> [Data extracts]
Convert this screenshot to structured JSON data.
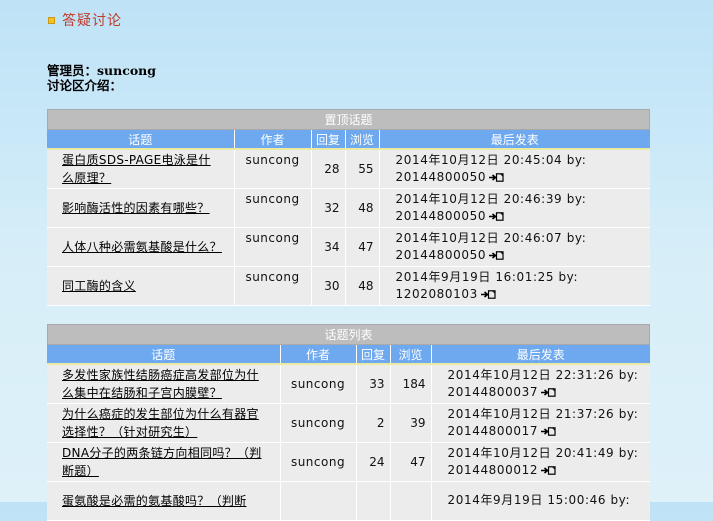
{
  "page": {
    "heading": "答疑讨论",
    "admin_label": "管理员：",
    "admin_name": "suncong",
    "intro_label": "讨论区介绍："
  },
  "pinned": {
    "title": "置顶话题",
    "headers": {
      "topic": "话题",
      "author": "作者",
      "replies": "回复",
      "views": "浏览",
      "last": "最后发表"
    },
    "rows": [
      {
        "line1": "蛋白质SDS-PAGE电泳是什",
        "line2": "么原理？",
        "author": "suncong",
        "replies": "28",
        "views": "55",
        "last_time": "2014年10月12日  20:45:04  by:",
        "last_by": "20144800050"
      },
      {
        "line1": "影响酶活性的因素有哪些？",
        "line2": "",
        "author": "suncong",
        "replies": "32",
        "views": "48",
        "last_time": "2014年10月12日  20:46:39  by:",
        "last_by": "20144800050"
      },
      {
        "line1": "人体八种必需氨基酸是什么？",
        "line2": "",
        "author": "suncong",
        "replies": "34",
        "views": "47",
        "last_time": "2014年10月12日  20:46:07  by:",
        "last_by": "20144800050"
      },
      {
        "line1": "同工酶的含义",
        "line2": "",
        "author": "suncong",
        "replies": "30",
        "views": "48",
        "last_time": "2014年9月19日  16:01:25  by:",
        "last_by": "1202080103"
      }
    ]
  },
  "list": {
    "title": "话题列表",
    "headers": {
      "topic": "话题",
      "author": "作者",
      "replies": "回复",
      "views": "浏览",
      "last": "最后发表"
    },
    "rows": [
      {
        "line1": "多发性家族性结肠癌症高发部位为什",
        "line2": "么集中在结肠和子宫内膜壁？",
        "author": "suncong",
        "replies": "33",
        "views": "184",
        "last_time": "2014年10月12日  22:31:26  by:",
        "last_by": "20144800037"
      },
      {
        "line1": "为什么癌症的发生部位为什么有器官",
        "line2": "选择性？（针对研究生）",
        "author": "suncong",
        "replies": "2",
        "views": "39",
        "last_time": "2014年10月12日  21:37:26  by:",
        "last_by": "20144800017"
      },
      {
        "line1": "DNA分子的两条链方向相同吗？（判",
        "line2": "断题）",
        "author": "suncong",
        "replies": "24",
        "views": "47",
        "last_time": "2014年10月12日  20:41:49  by:",
        "last_by": "20144800012"
      },
      {
        "line1": "蛋氨酸是必需的氨基酸吗？（判断",
        "line2": "",
        "author": "",
        "replies": "",
        "views": "",
        "last_time": "2014年9月19日  15:00:46  by:",
        "last_by": ""
      }
    ]
  },
  "icons": {
    "last_post": "arrow-into-page-icon"
  },
  "colors": {
    "header_blue": "#6ea9ef",
    "title_gray": "#bdbdbd",
    "heading_red": "#c0392b",
    "bullet_yellow": "#f3c21b"
  }
}
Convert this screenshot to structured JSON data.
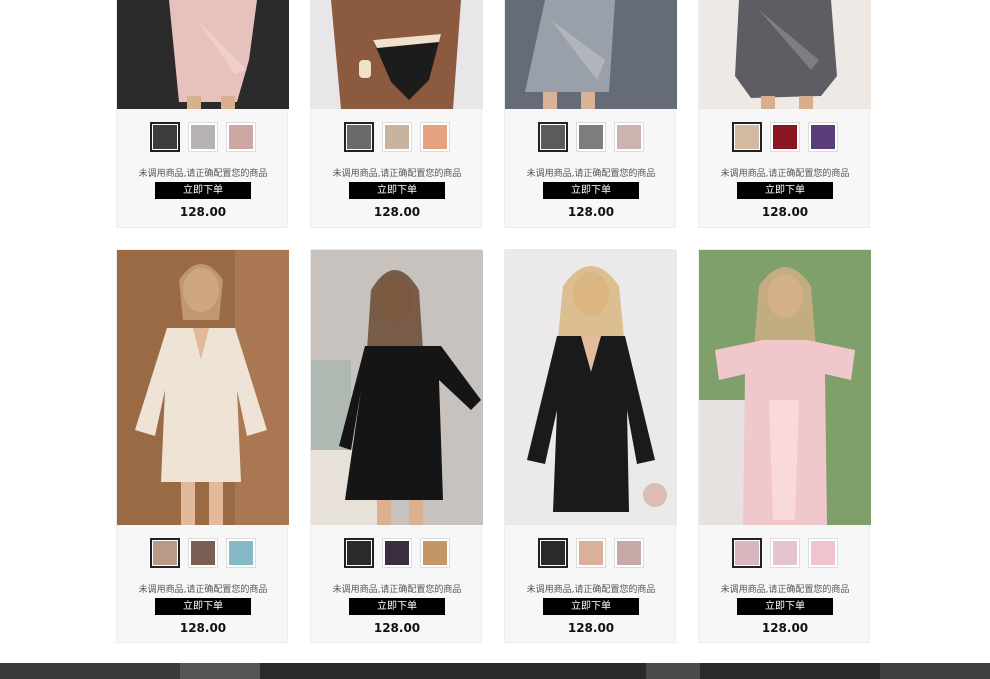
{
  "products": [
    {
      "message": "未调用商品,请正确配置您的商品",
      "button": "立即下单",
      "price": "128.00",
      "photo": {
        "bg": "#2b2b2b",
        "dress": "#e7c2bd",
        "skin": "#d8b08e",
        "accent": "#f3d7d1"
      },
      "swatches": [
        "#3c3c3c",
        "#b7b2b4",
        "#cfa7a2"
      ]
    },
    {
      "message": "未调用商品,请正确配置您的商品",
      "button": "立即下单",
      "price": "128.00",
      "photo": {
        "bg": "#e9e6ea",
        "dress": "#1c1c1c",
        "skin": "#8c5b3f",
        "accent": "#efe2cb"
      },
      "swatches": [
        "#6a6a6a",
        "#c8b39f",
        "#e5a27f"
      ]
    },
    {
      "message": "未调用商品,请正确配置您的商品",
      "button": "立即下单",
      "price": "128.00",
      "photo": {
        "bg": "#656c78",
        "dress": "#9aa0aa",
        "skin": "#d9b395",
        "accent": "#b8bcc4"
      },
      "swatches": [
        "#5b5b5b",
        "#7d7d7d",
        "#cab4b0"
      ]
    },
    {
      "message": "未调用商品,请正确配置您的商品",
      "button": "立即下单",
      "price": "128.00",
      "photo": {
        "bg": "#efe9e6",
        "dress": "#5d5d63",
        "skin": "#d7ae8e",
        "accent": "#8b8b92"
      },
      "swatches": [
        "#d4b9a2",
        "#8a1621",
        "#5a3c7a"
      ]
    },
    {
      "message": "未调用商品,请正确配置您的商品",
      "button": "立即下单",
      "price": "128.00",
      "photo": {
        "bg": "#9a6a45",
        "dress": "#efe3d6",
        "skin": "#e2b99a",
        "accent": "#c8b9a8"
      },
      "swatches": [
        "#b89a86",
        "#7b5f55",
        "#86b9c5"
      ]
    },
    {
      "message": "未调用商品,请正确配置您的商品",
      "button": "立即下单",
      "price": "128.00",
      "photo": {
        "bg": "#c7c2bd",
        "dress": "#151515",
        "skin": "#dcb192",
        "accent": "#6c6c6c"
      },
      "swatches": [
        "#2a2a2a",
        "#3a2d3f",
        "#c49566"
      ]
    },
    {
      "message": "未调用商品,请正确配置您的商品",
      "button": "立即下单",
      "price": "128.00",
      "photo": {
        "bg": "#ebe9e9",
        "dress": "#1a1a1a",
        "skin": "#e3bc9d",
        "accent": "#d7b3a6"
      },
      "swatches": [
        "#2a2a2a",
        "#d9b09a",
        "#c6a8a6"
      ]
    },
    {
      "message": "未调用商品,请正确配置您的商品",
      "button": "立即下单",
      "price": "128.00",
      "photo": {
        "bg": "#7fa06a",
        "dress": "#f0c8cc",
        "skin": "#e6bd9f",
        "accent": "#fde0e3"
      },
      "swatches": [
        "#d7b7bd",
        "#e5c4cd",
        "#f0c3cd"
      ]
    }
  ]
}
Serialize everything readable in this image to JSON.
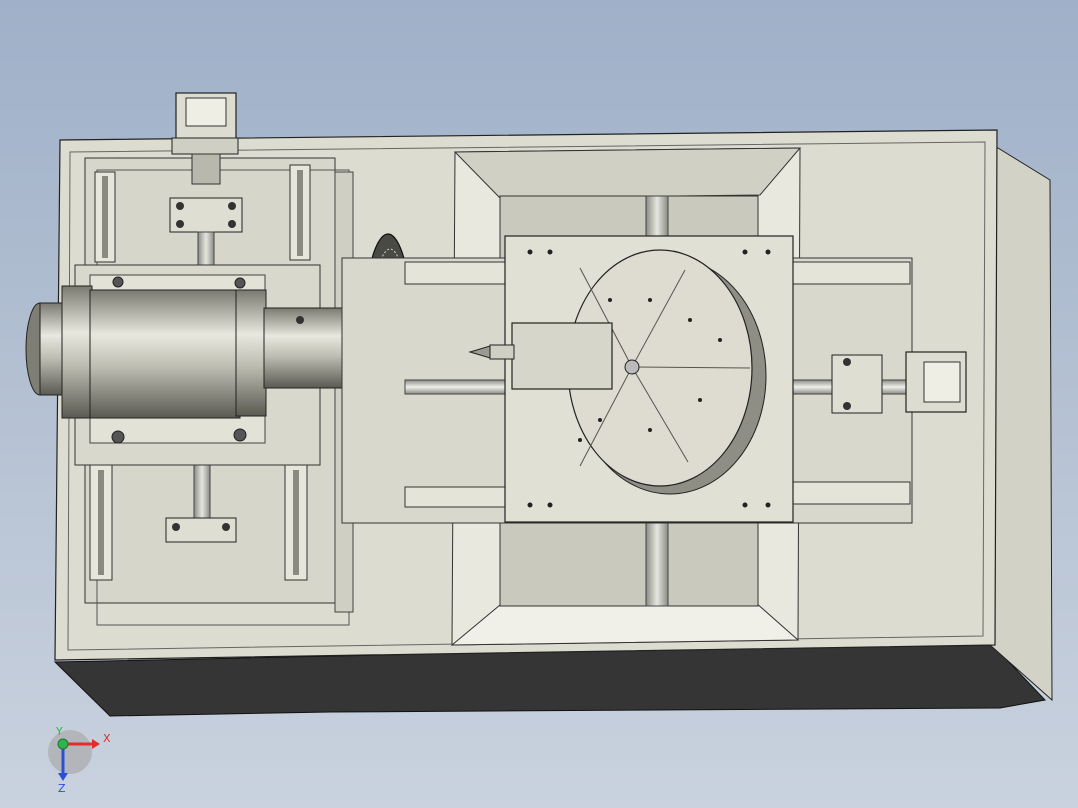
{
  "viewport": {
    "background_top": "#9fb0c8",
    "background_bottom": "#c9d2de",
    "model_color": "#dcdcd0",
    "shadow_color": "#3b3b3b"
  },
  "triad": {
    "x_label": "X",
    "y_label": "Y",
    "z_label": "Z",
    "x_color": "#e52b2b",
    "y_color": "#2fb34a",
    "z_color": "#2b4fd6"
  },
  "icons": {
    "triad": "axis-triad-icon"
  }
}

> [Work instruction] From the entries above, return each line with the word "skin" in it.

> [Task response]
        "skin": "#d8b08e",
        "skin": "#8c5b3f",
        "skin": "#d9b395",
        "skin": "#d7ae8e",
        "skin": "#e2b99a",
        "skin": "#dcb192",
        "skin": "#e3bc9d",
        "skin": "#e6bd9f",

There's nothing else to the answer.